Prompt: Throughout the listing that follows, find each line with the word "link" and copy it.

Source records:

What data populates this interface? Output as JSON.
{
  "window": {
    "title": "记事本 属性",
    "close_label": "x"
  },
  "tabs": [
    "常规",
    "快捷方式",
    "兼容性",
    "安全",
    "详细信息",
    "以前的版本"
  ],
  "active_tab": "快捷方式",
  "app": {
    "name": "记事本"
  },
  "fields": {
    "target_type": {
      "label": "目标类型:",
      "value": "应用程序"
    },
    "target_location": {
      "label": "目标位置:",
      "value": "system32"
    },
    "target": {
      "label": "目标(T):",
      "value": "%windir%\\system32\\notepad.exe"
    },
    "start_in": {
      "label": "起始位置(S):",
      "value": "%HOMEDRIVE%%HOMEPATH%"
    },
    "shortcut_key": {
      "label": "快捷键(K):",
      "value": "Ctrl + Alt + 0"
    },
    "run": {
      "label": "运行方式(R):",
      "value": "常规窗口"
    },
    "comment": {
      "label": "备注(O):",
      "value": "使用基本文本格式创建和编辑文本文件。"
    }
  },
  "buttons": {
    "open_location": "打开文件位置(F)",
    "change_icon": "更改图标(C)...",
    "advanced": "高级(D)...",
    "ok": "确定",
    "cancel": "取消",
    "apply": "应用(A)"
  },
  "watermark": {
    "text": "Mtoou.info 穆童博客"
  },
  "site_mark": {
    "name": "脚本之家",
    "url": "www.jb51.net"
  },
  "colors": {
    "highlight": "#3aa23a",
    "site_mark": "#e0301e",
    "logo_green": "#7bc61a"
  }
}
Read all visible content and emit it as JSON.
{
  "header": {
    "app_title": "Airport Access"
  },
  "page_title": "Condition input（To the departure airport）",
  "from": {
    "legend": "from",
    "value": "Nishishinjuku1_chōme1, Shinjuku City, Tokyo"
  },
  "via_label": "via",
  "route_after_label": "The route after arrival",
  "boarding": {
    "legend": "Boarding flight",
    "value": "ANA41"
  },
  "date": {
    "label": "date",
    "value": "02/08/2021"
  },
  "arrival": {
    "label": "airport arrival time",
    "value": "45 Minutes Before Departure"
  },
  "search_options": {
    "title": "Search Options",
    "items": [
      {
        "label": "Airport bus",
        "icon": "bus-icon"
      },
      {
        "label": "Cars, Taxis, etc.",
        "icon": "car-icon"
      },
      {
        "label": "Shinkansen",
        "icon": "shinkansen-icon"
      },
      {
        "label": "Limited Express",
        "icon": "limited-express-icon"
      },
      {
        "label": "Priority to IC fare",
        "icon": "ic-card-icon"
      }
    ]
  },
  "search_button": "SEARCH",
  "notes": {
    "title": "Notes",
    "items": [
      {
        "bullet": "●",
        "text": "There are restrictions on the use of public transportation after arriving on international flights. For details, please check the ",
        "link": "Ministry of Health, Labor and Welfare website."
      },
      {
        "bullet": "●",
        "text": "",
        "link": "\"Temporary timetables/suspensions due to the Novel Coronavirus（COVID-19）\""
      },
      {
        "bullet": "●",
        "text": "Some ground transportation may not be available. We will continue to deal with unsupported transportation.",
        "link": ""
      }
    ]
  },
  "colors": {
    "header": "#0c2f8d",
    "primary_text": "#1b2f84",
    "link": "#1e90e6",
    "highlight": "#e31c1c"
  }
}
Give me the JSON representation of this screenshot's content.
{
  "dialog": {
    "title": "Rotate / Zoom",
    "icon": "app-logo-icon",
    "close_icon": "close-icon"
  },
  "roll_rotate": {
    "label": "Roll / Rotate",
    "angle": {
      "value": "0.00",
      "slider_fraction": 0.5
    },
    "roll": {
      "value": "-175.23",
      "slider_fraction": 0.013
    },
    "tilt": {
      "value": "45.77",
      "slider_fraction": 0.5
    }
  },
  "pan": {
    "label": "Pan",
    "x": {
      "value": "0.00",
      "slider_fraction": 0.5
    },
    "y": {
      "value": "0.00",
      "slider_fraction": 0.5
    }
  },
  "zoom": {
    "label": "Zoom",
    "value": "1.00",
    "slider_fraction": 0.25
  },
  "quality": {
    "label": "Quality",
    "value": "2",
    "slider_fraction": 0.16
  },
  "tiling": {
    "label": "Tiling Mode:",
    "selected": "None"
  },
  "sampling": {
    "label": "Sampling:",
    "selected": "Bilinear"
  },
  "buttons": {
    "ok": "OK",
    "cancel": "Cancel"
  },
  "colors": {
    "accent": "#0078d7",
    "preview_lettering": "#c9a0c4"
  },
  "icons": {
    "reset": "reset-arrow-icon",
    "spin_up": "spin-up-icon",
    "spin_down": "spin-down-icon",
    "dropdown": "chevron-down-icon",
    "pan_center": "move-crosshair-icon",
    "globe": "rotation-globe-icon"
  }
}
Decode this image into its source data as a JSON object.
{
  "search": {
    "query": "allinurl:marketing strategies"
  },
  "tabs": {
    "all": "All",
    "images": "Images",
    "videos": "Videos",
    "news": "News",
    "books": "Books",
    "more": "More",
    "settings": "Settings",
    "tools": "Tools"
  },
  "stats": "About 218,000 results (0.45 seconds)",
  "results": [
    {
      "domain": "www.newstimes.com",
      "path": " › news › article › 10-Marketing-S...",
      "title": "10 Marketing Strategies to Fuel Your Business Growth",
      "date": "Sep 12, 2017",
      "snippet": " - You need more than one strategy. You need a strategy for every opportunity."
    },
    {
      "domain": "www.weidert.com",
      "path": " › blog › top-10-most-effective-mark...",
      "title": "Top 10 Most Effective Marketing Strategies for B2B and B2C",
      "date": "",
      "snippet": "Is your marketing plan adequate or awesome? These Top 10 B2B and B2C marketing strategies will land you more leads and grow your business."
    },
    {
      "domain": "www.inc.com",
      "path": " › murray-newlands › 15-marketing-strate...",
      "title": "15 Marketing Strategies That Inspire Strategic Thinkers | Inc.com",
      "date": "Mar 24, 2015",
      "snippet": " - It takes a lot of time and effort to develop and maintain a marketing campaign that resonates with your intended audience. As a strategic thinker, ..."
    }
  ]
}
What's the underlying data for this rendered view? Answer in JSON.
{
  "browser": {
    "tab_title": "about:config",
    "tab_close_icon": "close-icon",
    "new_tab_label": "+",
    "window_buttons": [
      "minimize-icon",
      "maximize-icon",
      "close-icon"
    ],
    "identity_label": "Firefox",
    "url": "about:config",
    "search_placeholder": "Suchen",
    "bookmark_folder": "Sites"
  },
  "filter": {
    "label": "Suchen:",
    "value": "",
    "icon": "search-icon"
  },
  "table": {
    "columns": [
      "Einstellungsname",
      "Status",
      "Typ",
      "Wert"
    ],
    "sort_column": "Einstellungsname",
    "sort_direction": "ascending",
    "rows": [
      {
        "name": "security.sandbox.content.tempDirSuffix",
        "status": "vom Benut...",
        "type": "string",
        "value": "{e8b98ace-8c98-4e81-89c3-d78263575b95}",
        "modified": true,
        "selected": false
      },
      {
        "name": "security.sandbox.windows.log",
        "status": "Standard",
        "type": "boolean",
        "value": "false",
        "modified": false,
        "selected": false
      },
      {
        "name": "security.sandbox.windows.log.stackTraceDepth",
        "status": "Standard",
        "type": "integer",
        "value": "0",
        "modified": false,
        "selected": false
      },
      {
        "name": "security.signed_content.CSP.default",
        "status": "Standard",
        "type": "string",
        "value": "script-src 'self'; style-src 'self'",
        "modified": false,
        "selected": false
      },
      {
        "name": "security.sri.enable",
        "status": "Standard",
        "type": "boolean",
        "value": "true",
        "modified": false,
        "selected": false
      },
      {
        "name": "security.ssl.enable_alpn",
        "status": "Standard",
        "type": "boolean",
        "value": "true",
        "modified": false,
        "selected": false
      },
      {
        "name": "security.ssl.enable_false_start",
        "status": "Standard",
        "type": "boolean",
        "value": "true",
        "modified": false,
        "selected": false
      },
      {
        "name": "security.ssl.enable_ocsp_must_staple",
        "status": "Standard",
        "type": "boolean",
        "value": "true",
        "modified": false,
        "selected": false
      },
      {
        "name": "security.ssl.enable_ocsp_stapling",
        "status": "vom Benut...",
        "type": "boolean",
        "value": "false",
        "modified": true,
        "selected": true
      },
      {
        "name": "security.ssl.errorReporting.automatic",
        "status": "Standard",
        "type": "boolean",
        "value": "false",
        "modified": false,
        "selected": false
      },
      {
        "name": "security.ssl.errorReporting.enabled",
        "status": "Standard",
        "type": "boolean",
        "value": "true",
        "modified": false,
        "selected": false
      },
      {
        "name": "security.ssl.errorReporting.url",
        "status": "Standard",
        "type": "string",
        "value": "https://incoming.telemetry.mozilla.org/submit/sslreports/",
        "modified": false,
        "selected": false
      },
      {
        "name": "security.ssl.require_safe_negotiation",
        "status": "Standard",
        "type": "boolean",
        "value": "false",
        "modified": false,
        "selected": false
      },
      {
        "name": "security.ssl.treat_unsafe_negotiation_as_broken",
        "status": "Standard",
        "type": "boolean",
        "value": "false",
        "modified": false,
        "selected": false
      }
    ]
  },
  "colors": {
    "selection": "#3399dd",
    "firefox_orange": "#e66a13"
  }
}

Completed exercise:
        "link": "Ministry of Health, Labor and Welfare website."
        "link": "\"Temporary timetables/suspensions due to the Novel Coronavirus（COVID-19）\""
        "link": ""
    "link": "#1e90e6",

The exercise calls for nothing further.